* _Task to complete_: Every line of the entries with the word "Compartir" in it should be shown.

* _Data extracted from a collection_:
▼▼▼
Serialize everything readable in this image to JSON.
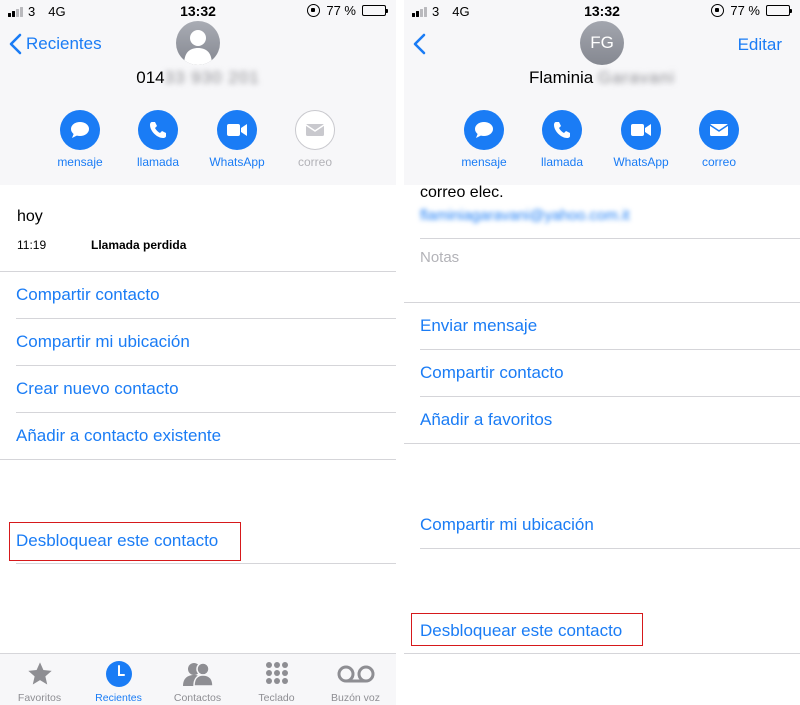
{
  "colors": {
    "accent": "#1a7cf5",
    "highlight_border": "#d6191b",
    "header_bg": "#f7f7f9"
  },
  "left": {
    "status": {
      "carrier": "3",
      "network": "4G",
      "time": "13:32",
      "battery": "77 %",
      "battery_level": 0.77
    },
    "nav": {
      "back_label": "Recientes"
    },
    "contact": {
      "number_visible": "014",
      "number_hidden": "33 930 201"
    },
    "actions": [
      {
        "label": "mensaje",
        "icon": "message-icon",
        "enabled": true
      },
      {
        "label": "llamada",
        "icon": "phone-icon",
        "enabled": true
      },
      {
        "label": "WhatsApp",
        "icon": "video-icon",
        "enabled": true
      },
      {
        "label": "correo",
        "icon": "mail-icon",
        "enabled": false
      }
    ],
    "recent": {
      "day": "hoy",
      "time": "11:19",
      "type": "Llamada perdida"
    },
    "menu": [
      "Compartir contacto",
      "Compartir mi ubicación",
      "Crear nuevo contacto",
      "Añadir a contacto existente"
    ],
    "unblock_label": "Desbloquear este contacto",
    "tabbar": [
      {
        "label": "Favoritos",
        "icon": "star-icon",
        "active": false
      },
      {
        "label": "Recientes",
        "icon": "clock-icon",
        "active": true
      },
      {
        "label": "Contactos",
        "icon": "contacts-icon",
        "active": false
      },
      {
        "label": "Teclado",
        "icon": "keypad-icon",
        "active": false
      },
      {
        "label": "Buzón voz",
        "icon": "voicemail-icon",
        "active": false
      }
    ]
  },
  "right": {
    "status": {
      "carrier": "3",
      "network": "4G",
      "time": "13:32",
      "battery": "77 %",
      "battery_level": 0.77
    },
    "nav": {
      "edit_label": "Editar"
    },
    "contact": {
      "initials": "FG",
      "first_name": "Flaminia",
      "last_name_hidden": "Garavani"
    },
    "actions": [
      {
        "label": "mensaje",
        "icon": "message-icon",
        "enabled": true
      },
      {
        "label": "llamada",
        "icon": "phone-icon",
        "enabled": true
      },
      {
        "label": "WhatsApp",
        "icon": "video-icon",
        "enabled": true
      },
      {
        "label": "correo",
        "icon": "mail-icon",
        "enabled": true
      }
    ],
    "email_label": "correo elec.",
    "email_value_hidden": "flaminiagaravani@yahoo.com.it",
    "notes_placeholder": "Notas",
    "menu": [
      "Enviar mensaje",
      "Compartir contacto",
      "Añadir a favoritos"
    ],
    "share_location": "Compartir mi ubicación",
    "unblock_label": "Desbloquear este contacto"
  }
}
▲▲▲
* _Answer box_:
      "Compartir contacto",
      "Compartir mi ubicación",
      "Compartir contacto",
    "share_location": "Compartir mi ubicación",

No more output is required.